WORK TASK
Your copy should repeat the data that follows exactly and contain no image.

Records from a data source:
════════════════════

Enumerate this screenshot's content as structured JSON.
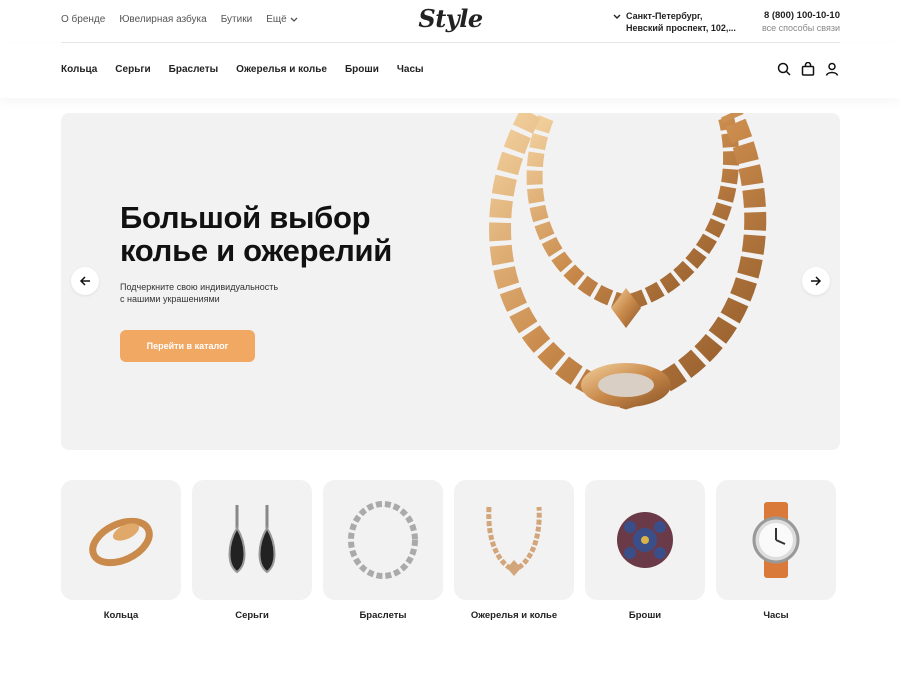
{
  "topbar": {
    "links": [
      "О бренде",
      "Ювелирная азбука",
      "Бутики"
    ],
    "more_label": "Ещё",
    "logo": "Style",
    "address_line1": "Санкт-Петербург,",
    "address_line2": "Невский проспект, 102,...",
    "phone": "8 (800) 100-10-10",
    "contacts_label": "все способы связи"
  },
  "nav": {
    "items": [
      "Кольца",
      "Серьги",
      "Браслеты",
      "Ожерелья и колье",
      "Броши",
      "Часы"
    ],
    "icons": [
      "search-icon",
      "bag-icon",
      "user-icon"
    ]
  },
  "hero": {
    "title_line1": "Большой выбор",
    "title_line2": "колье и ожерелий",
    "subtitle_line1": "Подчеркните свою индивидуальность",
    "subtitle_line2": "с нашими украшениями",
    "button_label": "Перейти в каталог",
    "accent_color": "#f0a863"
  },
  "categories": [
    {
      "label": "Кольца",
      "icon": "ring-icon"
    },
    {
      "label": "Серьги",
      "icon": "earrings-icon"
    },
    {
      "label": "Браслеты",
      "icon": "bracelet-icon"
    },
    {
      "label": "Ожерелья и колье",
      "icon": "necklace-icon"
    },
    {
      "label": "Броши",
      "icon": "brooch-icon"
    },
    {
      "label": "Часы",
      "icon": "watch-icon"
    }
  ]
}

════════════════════

EXERCISE OUTPUT
Enumerate this screenshot's content as structured JSON.
{
  "topbar": {
    "links": [
      "О бренде",
      "Ювелирная азбука",
      "Бутики"
    ],
    "more_label": "Ещё",
    "logo": "Style",
    "address_line1": "Санкт-Петербург,",
    "address_line2": "Невский проспект, 102,...",
    "phone": "8 (800) 100-10-10",
    "contacts_label": "все способы связи"
  },
  "nav": {
    "items": [
      "Кольца",
      "Серьги",
      "Браслеты",
      "Ожерелья и колье",
      "Броши",
      "Часы"
    ],
    "icons": [
      "search-icon",
      "bag-icon",
      "user-icon"
    ]
  },
  "hero": {
    "title_line1": "Большой выбор",
    "title_line2": "колье и ожерелий",
    "subtitle_line1": "Подчеркните свою индивидуальность",
    "subtitle_line2": "с нашими украшениями",
    "button_label": "Перейти в каталог",
    "accent_color": "#f0a863"
  },
  "categories": [
    {
      "label": "Кольца",
      "icon": "ring-icon"
    },
    {
      "label": "Серьги",
      "icon": "earrings-icon"
    },
    {
      "label": "Браслеты",
      "icon": "bracelet-icon"
    },
    {
      "label": "Ожерелья и колье",
      "icon": "necklace-icon"
    },
    {
      "label": "Броши",
      "icon": "brooch-icon"
    },
    {
      "label": "Часы",
      "icon": "watch-icon"
    }
  ]
}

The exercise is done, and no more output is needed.